-- Input data follows --

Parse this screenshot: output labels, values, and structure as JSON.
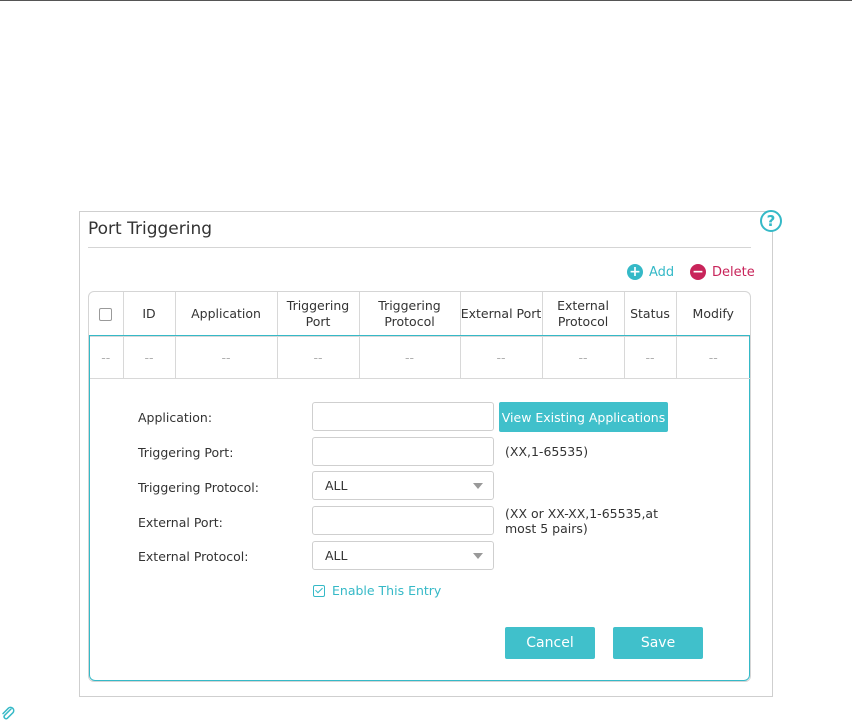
{
  "panel": {
    "title": "Port Triggering",
    "help_icon": "question-icon",
    "help_symbol": "?"
  },
  "actions": {
    "add_label": "Add",
    "delete_label": "Delete",
    "add_icon": "plus-circle-icon",
    "delete_icon": "minus-circle-icon"
  },
  "table": {
    "headers": [
      "ID",
      "Application",
      "Triggering Port",
      "Triggering Protocol",
      "External Port",
      "External Protocol",
      "Status",
      "Modify"
    ],
    "empty_row": [
      "--",
      "--",
      "--",
      "--",
      "--",
      "--",
      "--",
      "--",
      "--"
    ]
  },
  "form": {
    "application_label": "Application:",
    "application_value": "",
    "view_apps_button": "View Existing Applications",
    "triggering_port_label": "Triggering Port:",
    "triggering_port_value": "",
    "triggering_port_hint": "(XX,1-65535)",
    "triggering_protocol_label": "Triggering Protocol:",
    "triggering_protocol_value": "ALL",
    "external_port_label": "External Port:",
    "external_port_value": "",
    "external_port_hint": "(XX or XX-XX,1-65535,at most 5 pairs)",
    "external_protocol_label": "External Protocol:",
    "external_protocol_value": "ALL",
    "enable_label": "Enable This Entry",
    "enable_checked": true,
    "cancel_button": "Cancel",
    "save_button": "Save"
  },
  "colors": {
    "accent": "#40c0cb",
    "delete": "#c8245a"
  }
}
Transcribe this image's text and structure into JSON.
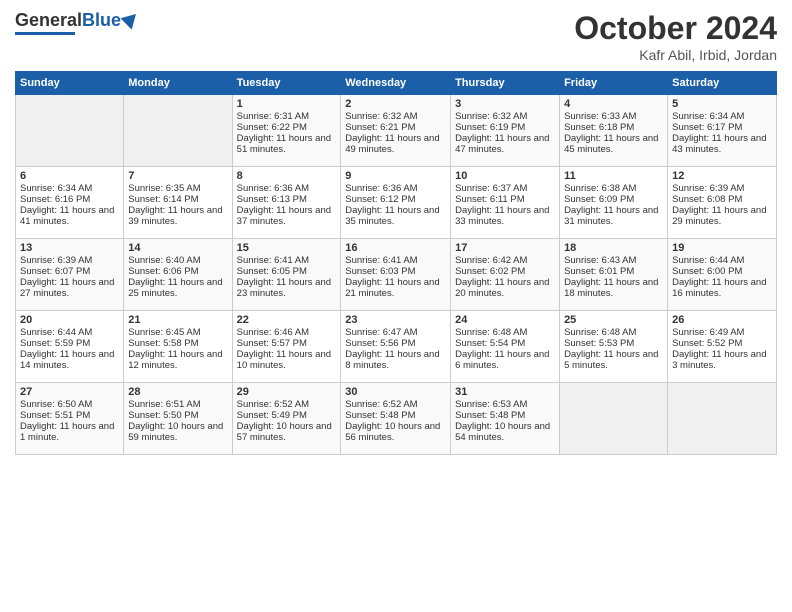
{
  "header": {
    "logo_general": "General",
    "logo_blue": "Blue",
    "month_title": "October 2024",
    "location": "Kafr Abil, Irbid, Jordan"
  },
  "weekdays": [
    "Sunday",
    "Monday",
    "Tuesday",
    "Wednesday",
    "Thursday",
    "Friday",
    "Saturday"
  ],
  "weeks": [
    [
      {
        "day": "",
        "empty": true
      },
      {
        "day": "",
        "empty": true
      },
      {
        "day": "1",
        "sunrise": "Sunrise: 6:31 AM",
        "sunset": "Sunset: 6:22 PM",
        "daylight": "Daylight: 11 hours and 51 minutes."
      },
      {
        "day": "2",
        "sunrise": "Sunrise: 6:32 AM",
        "sunset": "Sunset: 6:21 PM",
        "daylight": "Daylight: 11 hours and 49 minutes."
      },
      {
        "day": "3",
        "sunrise": "Sunrise: 6:32 AM",
        "sunset": "Sunset: 6:19 PM",
        "daylight": "Daylight: 11 hours and 47 minutes."
      },
      {
        "day": "4",
        "sunrise": "Sunrise: 6:33 AM",
        "sunset": "Sunset: 6:18 PM",
        "daylight": "Daylight: 11 hours and 45 minutes."
      },
      {
        "day": "5",
        "sunrise": "Sunrise: 6:34 AM",
        "sunset": "Sunset: 6:17 PM",
        "daylight": "Daylight: 11 hours and 43 minutes."
      }
    ],
    [
      {
        "day": "6",
        "sunrise": "Sunrise: 6:34 AM",
        "sunset": "Sunset: 6:16 PM",
        "daylight": "Daylight: 11 hours and 41 minutes."
      },
      {
        "day": "7",
        "sunrise": "Sunrise: 6:35 AM",
        "sunset": "Sunset: 6:14 PM",
        "daylight": "Daylight: 11 hours and 39 minutes."
      },
      {
        "day": "8",
        "sunrise": "Sunrise: 6:36 AM",
        "sunset": "Sunset: 6:13 PM",
        "daylight": "Daylight: 11 hours and 37 minutes."
      },
      {
        "day": "9",
        "sunrise": "Sunrise: 6:36 AM",
        "sunset": "Sunset: 6:12 PM",
        "daylight": "Daylight: 11 hours and 35 minutes."
      },
      {
        "day": "10",
        "sunrise": "Sunrise: 6:37 AM",
        "sunset": "Sunset: 6:11 PM",
        "daylight": "Daylight: 11 hours and 33 minutes."
      },
      {
        "day": "11",
        "sunrise": "Sunrise: 6:38 AM",
        "sunset": "Sunset: 6:09 PM",
        "daylight": "Daylight: 11 hours and 31 minutes."
      },
      {
        "day": "12",
        "sunrise": "Sunrise: 6:39 AM",
        "sunset": "Sunset: 6:08 PM",
        "daylight": "Daylight: 11 hours and 29 minutes."
      }
    ],
    [
      {
        "day": "13",
        "sunrise": "Sunrise: 6:39 AM",
        "sunset": "Sunset: 6:07 PM",
        "daylight": "Daylight: 11 hours and 27 minutes."
      },
      {
        "day": "14",
        "sunrise": "Sunrise: 6:40 AM",
        "sunset": "Sunset: 6:06 PM",
        "daylight": "Daylight: 11 hours and 25 minutes."
      },
      {
        "day": "15",
        "sunrise": "Sunrise: 6:41 AM",
        "sunset": "Sunset: 6:05 PM",
        "daylight": "Daylight: 11 hours and 23 minutes."
      },
      {
        "day": "16",
        "sunrise": "Sunrise: 6:41 AM",
        "sunset": "Sunset: 6:03 PM",
        "daylight": "Daylight: 11 hours and 21 minutes."
      },
      {
        "day": "17",
        "sunrise": "Sunrise: 6:42 AM",
        "sunset": "Sunset: 6:02 PM",
        "daylight": "Daylight: 11 hours and 20 minutes."
      },
      {
        "day": "18",
        "sunrise": "Sunrise: 6:43 AM",
        "sunset": "Sunset: 6:01 PM",
        "daylight": "Daylight: 11 hours and 18 minutes."
      },
      {
        "day": "19",
        "sunrise": "Sunrise: 6:44 AM",
        "sunset": "Sunset: 6:00 PM",
        "daylight": "Daylight: 11 hours and 16 minutes."
      }
    ],
    [
      {
        "day": "20",
        "sunrise": "Sunrise: 6:44 AM",
        "sunset": "Sunset: 5:59 PM",
        "daylight": "Daylight: 11 hours and 14 minutes."
      },
      {
        "day": "21",
        "sunrise": "Sunrise: 6:45 AM",
        "sunset": "Sunset: 5:58 PM",
        "daylight": "Daylight: 11 hours and 12 minutes."
      },
      {
        "day": "22",
        "sunrise": "Sunrise: 6:46 AM",
        "sunset": "Sunset: 5:57 PM",
        "daylight": "Daylight: 11 hours and 10 minutes."
      },
      {
        "day": "23",
        "sunrise": "Sunrise: 6:47 AM",
        "sunset": "Sunset: 5:56 PM",
        "daylight": "Daylight: 11 hours and 8 minutes."
      },
      {
        "day": "24",
        "sunrise": "Sunrise: 6:48 AM",
        "sunset": "Sunset: 5:54 PM",
        "daylight": "Daylight: 11 hours and 6 minutes."
      },
      {
        "day": "25",
        "sunrise": "Sunrise: 6:48 AM",
        "sunset": "Sunset: 5:53 PM",
        "daylight": "Daylight: 11 hours and 5 minutes."
      },
      {
        "day": "26",
        "sunrise": "Sunrise: 6:49 AM",
        "sunset": "Sunset: 5:52 PM",
        "daylight": "Daylight: 11 hours and 3 minutes."
      }
    ],
    [
      {
        "day": "27",
        "sunrise": "Sunrise: 6:50 AM",
        "sunset": "Sunset: 5:51 PM",
        "daylight": "Daylight: 11 hours and 1 minute."
      },
      {
        "day": "28",
        "sunrise": "Sunrise: 6:51 AM",
        "sunset": "Sunset: 5:50 PM",
        "daylight": "Daylight: 10 hours and 59 minutes."
      },
      {
        "day": "29",
        "sunrise": "Sunrise: 6:52 AM",
        "sunset": "Sunset: 5:49 PM",
        "daylight": "Daylight: 10 hours and 57 minutes."
      },
      {
        "day": "30",
        "sunrise": "Sunrise: 6:52 AM",
        "sunset": "Sunset: 5:48 PM",
        "daylight": "Daylight: 10 hours and 56 minutes."
      },
      {
        "day": "31",
        "sunrise": "Sunrise: 6:53 AM",
        "sunset": "Sunset: 5:48 PM",
        "daylight": "Daylight: 10 hours and 54 minutes."
      },
      {
        "day": "",
        "empty": true
      },
      {
        "day": "",
        "empty": true
      }
    ]
  ]
}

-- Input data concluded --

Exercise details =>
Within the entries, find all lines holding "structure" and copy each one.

Exercise response =>
Parse this screenshot: output labels, values, and structure as JSON.
Transcribe this image's text and structure into JSON.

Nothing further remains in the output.